Required action: Within the records below, filter for lines carrying the word "likes" and copy them.
(Exercise data)
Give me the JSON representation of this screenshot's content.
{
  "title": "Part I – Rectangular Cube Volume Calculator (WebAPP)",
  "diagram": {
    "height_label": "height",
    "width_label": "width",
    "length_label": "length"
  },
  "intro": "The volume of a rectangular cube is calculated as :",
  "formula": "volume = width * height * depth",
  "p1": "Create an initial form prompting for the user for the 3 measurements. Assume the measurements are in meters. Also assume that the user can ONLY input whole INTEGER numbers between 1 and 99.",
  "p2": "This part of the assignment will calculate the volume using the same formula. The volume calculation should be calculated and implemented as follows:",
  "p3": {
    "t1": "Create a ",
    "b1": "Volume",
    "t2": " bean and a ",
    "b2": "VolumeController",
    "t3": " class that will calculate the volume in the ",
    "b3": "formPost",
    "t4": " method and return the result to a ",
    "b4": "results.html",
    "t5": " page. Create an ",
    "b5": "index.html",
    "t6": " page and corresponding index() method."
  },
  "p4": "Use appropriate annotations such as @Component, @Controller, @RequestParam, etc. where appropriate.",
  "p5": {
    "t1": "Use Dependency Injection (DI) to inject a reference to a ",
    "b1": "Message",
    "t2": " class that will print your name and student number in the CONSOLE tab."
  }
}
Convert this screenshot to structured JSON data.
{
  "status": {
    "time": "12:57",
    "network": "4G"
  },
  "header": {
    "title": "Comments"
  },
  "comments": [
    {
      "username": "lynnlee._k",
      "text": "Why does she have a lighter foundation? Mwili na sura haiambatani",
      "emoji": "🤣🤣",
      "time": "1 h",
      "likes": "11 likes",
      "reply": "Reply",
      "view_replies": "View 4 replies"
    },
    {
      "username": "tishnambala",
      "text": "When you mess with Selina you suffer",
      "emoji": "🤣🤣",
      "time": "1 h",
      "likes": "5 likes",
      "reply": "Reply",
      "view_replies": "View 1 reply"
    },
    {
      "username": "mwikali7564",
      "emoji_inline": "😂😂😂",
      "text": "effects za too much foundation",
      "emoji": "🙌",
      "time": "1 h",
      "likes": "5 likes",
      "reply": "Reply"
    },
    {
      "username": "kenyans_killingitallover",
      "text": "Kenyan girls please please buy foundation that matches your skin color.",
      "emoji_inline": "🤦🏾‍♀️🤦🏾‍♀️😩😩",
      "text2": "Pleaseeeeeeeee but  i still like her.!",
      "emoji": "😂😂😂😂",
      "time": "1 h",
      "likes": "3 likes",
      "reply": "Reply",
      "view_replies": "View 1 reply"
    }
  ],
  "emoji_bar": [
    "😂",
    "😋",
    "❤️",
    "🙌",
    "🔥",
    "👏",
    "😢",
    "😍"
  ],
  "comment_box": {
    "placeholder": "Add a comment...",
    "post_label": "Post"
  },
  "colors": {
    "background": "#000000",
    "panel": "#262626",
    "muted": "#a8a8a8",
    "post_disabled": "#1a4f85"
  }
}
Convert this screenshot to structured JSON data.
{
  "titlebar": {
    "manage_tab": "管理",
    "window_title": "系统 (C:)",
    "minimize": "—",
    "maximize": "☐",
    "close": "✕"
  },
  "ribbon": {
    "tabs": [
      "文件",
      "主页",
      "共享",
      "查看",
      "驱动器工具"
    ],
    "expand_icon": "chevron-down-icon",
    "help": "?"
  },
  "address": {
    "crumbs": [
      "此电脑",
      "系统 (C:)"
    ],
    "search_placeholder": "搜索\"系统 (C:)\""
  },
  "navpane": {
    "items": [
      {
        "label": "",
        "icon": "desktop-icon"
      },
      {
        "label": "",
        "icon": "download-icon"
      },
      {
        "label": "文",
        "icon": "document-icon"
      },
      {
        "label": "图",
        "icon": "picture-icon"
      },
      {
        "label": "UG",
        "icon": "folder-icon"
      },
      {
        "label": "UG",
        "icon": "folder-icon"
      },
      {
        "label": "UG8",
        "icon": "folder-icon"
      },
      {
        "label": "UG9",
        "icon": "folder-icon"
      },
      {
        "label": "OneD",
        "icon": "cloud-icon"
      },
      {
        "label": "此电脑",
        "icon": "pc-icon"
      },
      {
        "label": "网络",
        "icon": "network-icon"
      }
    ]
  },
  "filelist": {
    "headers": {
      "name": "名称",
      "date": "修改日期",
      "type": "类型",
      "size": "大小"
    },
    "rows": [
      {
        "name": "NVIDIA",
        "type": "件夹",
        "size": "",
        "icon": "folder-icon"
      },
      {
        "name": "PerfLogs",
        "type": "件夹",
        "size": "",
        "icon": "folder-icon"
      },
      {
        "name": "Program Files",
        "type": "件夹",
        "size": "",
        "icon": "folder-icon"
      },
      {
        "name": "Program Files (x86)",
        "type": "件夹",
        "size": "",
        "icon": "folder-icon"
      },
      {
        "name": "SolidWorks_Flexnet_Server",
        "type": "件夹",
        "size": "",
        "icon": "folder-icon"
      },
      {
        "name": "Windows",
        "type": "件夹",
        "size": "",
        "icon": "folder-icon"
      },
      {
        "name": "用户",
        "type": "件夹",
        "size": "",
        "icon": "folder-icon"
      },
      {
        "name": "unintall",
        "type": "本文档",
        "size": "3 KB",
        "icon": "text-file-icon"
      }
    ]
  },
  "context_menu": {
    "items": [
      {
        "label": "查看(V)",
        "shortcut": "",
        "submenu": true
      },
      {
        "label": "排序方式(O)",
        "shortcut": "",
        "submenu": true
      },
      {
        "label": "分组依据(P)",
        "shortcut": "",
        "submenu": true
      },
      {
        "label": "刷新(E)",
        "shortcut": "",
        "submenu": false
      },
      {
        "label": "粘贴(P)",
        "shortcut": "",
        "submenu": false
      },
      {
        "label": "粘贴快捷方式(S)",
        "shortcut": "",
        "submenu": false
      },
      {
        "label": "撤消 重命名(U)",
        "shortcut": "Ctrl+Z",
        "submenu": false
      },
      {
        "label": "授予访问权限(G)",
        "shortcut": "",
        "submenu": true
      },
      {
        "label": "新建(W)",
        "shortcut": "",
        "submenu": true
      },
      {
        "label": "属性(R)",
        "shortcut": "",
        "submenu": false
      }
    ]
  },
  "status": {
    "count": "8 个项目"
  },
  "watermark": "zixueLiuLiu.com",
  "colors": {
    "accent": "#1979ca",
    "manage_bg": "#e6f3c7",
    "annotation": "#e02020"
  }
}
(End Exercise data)
Response for this exercise:
      "likes": "11 likes",
      "likes": "5 likes",
      "likes": "5 likes",
      "likes": "3 likes",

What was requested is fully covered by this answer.